The fact that the crash was followed by Newgarden falling and hitting his head in the paddock, which required an overnight hospital stay, meant he had less than a week to get prepared and fit for the Indy GP race. That was not ideal.
From losing engineer Gavin Ward at the start of the year to other new personnel coming in, there’s been far too much pressure on Newgarden as the figurehead of this team this year and it shows. Just look across to the relaxation on Power’s #12 car for proof of that.
It was an incredible year and another Newgarden can claim should have been his after coming up close in 2020 and 2021.
Dixon has been chasing a second Indianapolis 500 win since 2008 now, and you can read an excellent feature on his near misses by Matt Beer here.
In 2022, Dixon was dominating the race and led into the last round of stops before he sped by 1mph in the pitlane, triggering a penalty that meant he finished 21st instead.
He’d have won the title in Portland with a round to spare had he won the 500 and replicated the results he had for the rest of the season.
“I think Indy was probably the biggest loss and incurring double points,” Dixon told The Race last week.
“The loss of that one unit definitely hurts. Having even finished in the top three would have completely changed this week and the championship outlook, that’s for sure.
“But, these are all things that you can’t change. So there’s no point dwelling on them.”
He added: “Trust me, I was upset about Indy but I’d moved on by Monday.
“That’s just one of those things. We’re in a sport where you lose a lot more than you win. Unfortunately, you get used to some of the defeats or just the outcomes that you maybe didn’t expect.
“It’s part of racing. Again, that place owes me nothing and we’ll keep knocking on that door. I think we’ve had great performance and great cars the past few years.”
Unfortunately, Ericsson’s title bid petered out in the last few races of the season, partly through no fault of his own like being taken out at Nashville and having an engine issue in qualifying for the Indy GP.
However, Long Beach was definitely an Ericsson error. He was in contention to win but spun trying to hunt down Alex Palou for second on a restart with 19 laps to go.
In hindsight, the third place that he spun from would have only bumped him up to third in the championship, but it might have given him more control early in the season.
It was one that might have asserted his authority a bit more on the championship. It might have made his rivals more desperate to overturn him and make mistakes of their own.
His street-course form was strong in 2022 but the results didn’t replicate that, and here’s why.
With Ganassi’s road course pace being inferior to Penske’s this year, Ericsson needed to capitalise more on the street races.

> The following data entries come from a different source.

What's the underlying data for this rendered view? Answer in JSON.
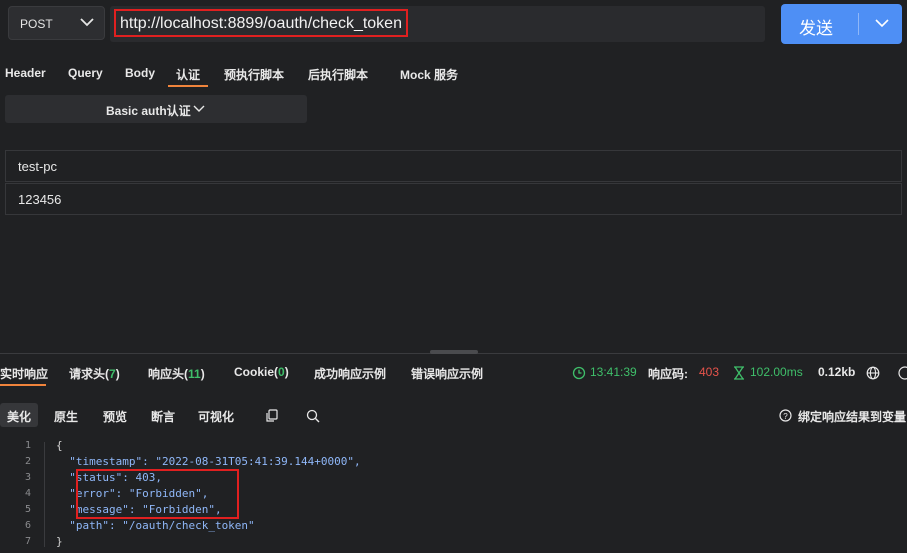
{
  "request": {
    "method": "POST",
    "url": "http://localhost:8899/oauth/check_token",
    "send_label": "发送"
  },
  "request_tabs": [
    "Header",
    "Query",
    "Body",
    "认证",
    "预执行脚本",
    "后执行脚本",
    "Mock 服务"
  ],
  "active_request_tab": "认证",
  "auth": {
    "type_label": "Basic auth认证",
    "username": "test-pc",
    "password": "123456"
  },
  "response": {
    "tabs": {
      "realtime": "实时响应",
      "req_headers": "请求头",
      "req_headers_count": "7",
      "resp_headers": "响应头",
      "resp_headers_count": "11",
      "cookie": "Cookie",
      "cookie_count": "0",
      "success_example": "成功响应示例",
      "error_example": "错误响应示例"
    },
    "stats": {
      "time": "13:41:39",
      "code_label": "响应码:",
      "code": "403",
      "duration": "102.00ms",
      "size": "0.12kb"
    },
    "view_tabs": [
      "美化",
      "原生",
      "预览",
      "断言",
      "可视化"
    ],
    "bind_label": "绑定响应结果到变量",
    "body_lines": [
      "{",
      "  \"timestamp\": \"2022-08-31T05:41:39.144+0000\",",
      "  \"status\": 403,",
      "  \"error\": \"Forbidden\",",
      "  \"message\": \"Forbidden\",",
      "  \"path\": \"/oauth/check_token\"",
      "}"
    ],
    "line_numbers": [
      "1",
      "2",
      "3",
      "4",
      "5",
      "6",
      "7"
    ]
  }
}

The fact McLaughlin was even in contention for this championship was amazing given it was only his second full year in open-wheel racing.

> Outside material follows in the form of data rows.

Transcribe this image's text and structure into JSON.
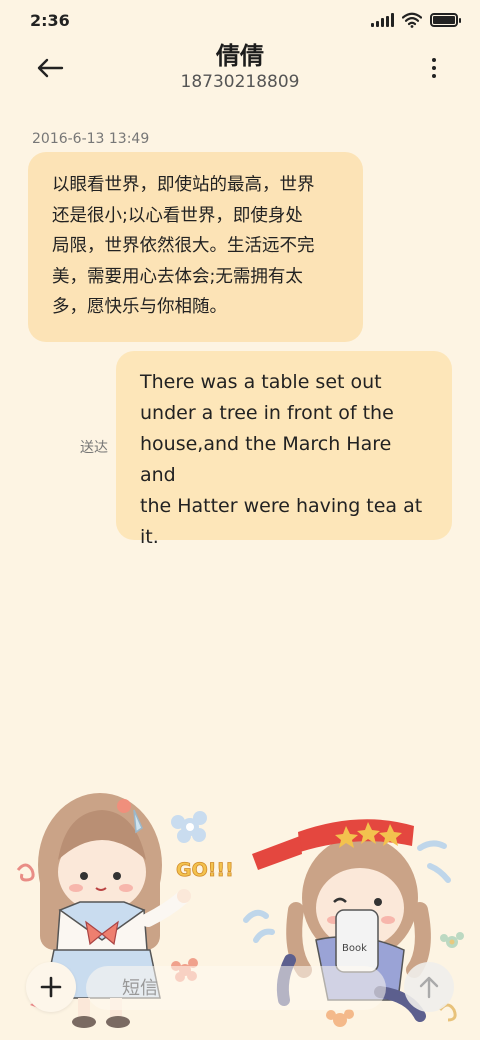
{
  "status_bar": {
    "time": "2:36",
    "battery_level": 1.0
  },
  "header": {
    "contact_name": "倩倩",
    "contact_number": "18730218809"
  },
  "conversation": {
    "timestamp": "2016-6-13 13:49",
    "incoming_lines": [
      "以眼看世界，即使站的最高，世界",
      "还是很小;以心看世界，即使身处",
      "局限，世界依然很大。生活远不完",
      "美，需要用心去体会;无需拥有太",
      "多，愿快乐与你相随。"
    ],
    "outgoing_lines": [
      "There was a table set out",
      "under a tree in front of the",
      "house,and the March Hare and",
      "the Hatter were having tea at",
      "it."
    ],
    "delivery_status": "送达"
  },
  "decor": {
    "go_text": "GO!!!",
    "book_text": "Book"
  },
  "composer": {
    "placeholder": "短信"
  }
}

His three-win tally was the second most of anyone behind his Penske team-mate Newgarden, but his mid-season struggle spell is what cost him the championship. He spun at Long Beach earlier in the year, but a crash in the Indy 500 and spins in the Indianapolis road-course race and Detroit compounded his woes.
The Long Beach weekend in which he finished 14th ended a start to the season where he was first and second so that certainly halted momentum, but his crash just after pitting from seventh in the 500 was the most costly in terms of points.

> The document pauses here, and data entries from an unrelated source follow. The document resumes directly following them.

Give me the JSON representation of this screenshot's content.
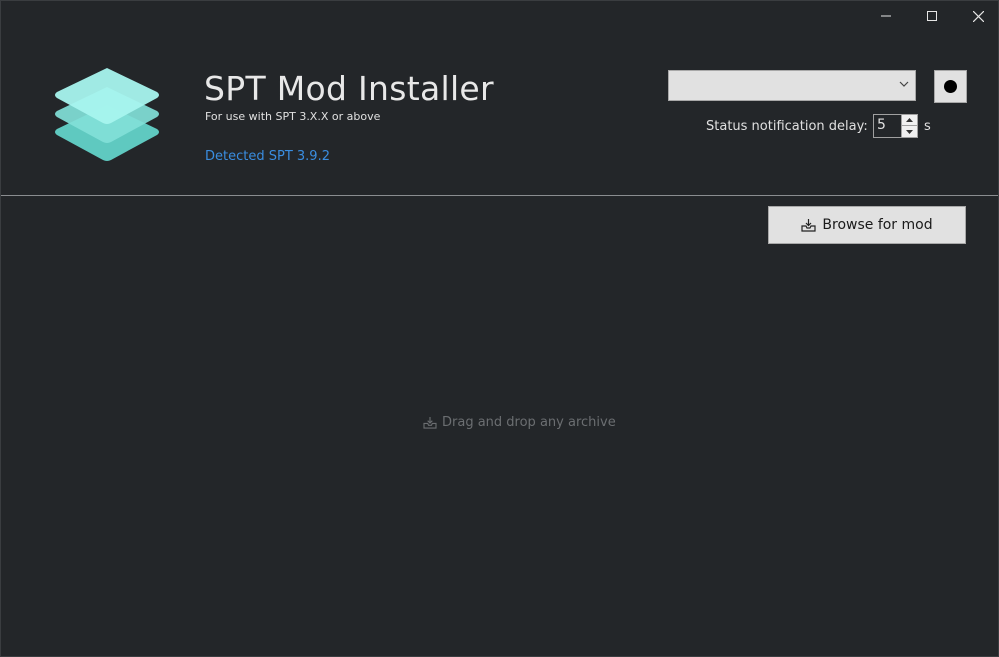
{
  "window": {
    "title": "",
    "controls": {
      "minimize": "minimize-icon",
      "maximize": "maximize-icon",
      "close": "close-icon"
    }
  },
  "header": {
    "logo_icon": "stacked-layers-icon",
    "title": "SPT Mod Installer",
    "subtitle": "For use with SPT 3.X.X or above",
    "detected": "Detected SPT 3.9.2"
  },
  "settings": {
    "dropdown_value": "",
    "dot_button_icon": "record-dot-icon",
    "delay_label": "Status notification delay:",
    "delay_value": "5",
    "delay_unit": "s"
  },
  "actions": {
    "browse_label": "Browse for mod",
    "browse_icon": "inbox-tray-icon"
  },
  "dropzone": {
    "hint": "Drag and drop any archive",
    "hint_icon": "inbox-tray-icon"
  },
  "colors": {
    "background": "#232629",
    "accent_link": "#3a8de0",
    "logo_top": "#a8f4ee",
    "logo_mid": "#82e0d8",
    "logo_bottom": "#5fc9c0"
  }
}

He’d come all the way from 26th on the grid and even just a seventh added to his score would have put him second after Laguna, eight points behind Power.
Would those extra points have helped the season play out differently for him? It’s hard to tell. But it does give him a learning curve that means he’ll be tough to beat in the future, given that he has figured out most of the other things needed to be an elite IndyCar driver.
Losing like this might have given him the tools he needs to win in the future.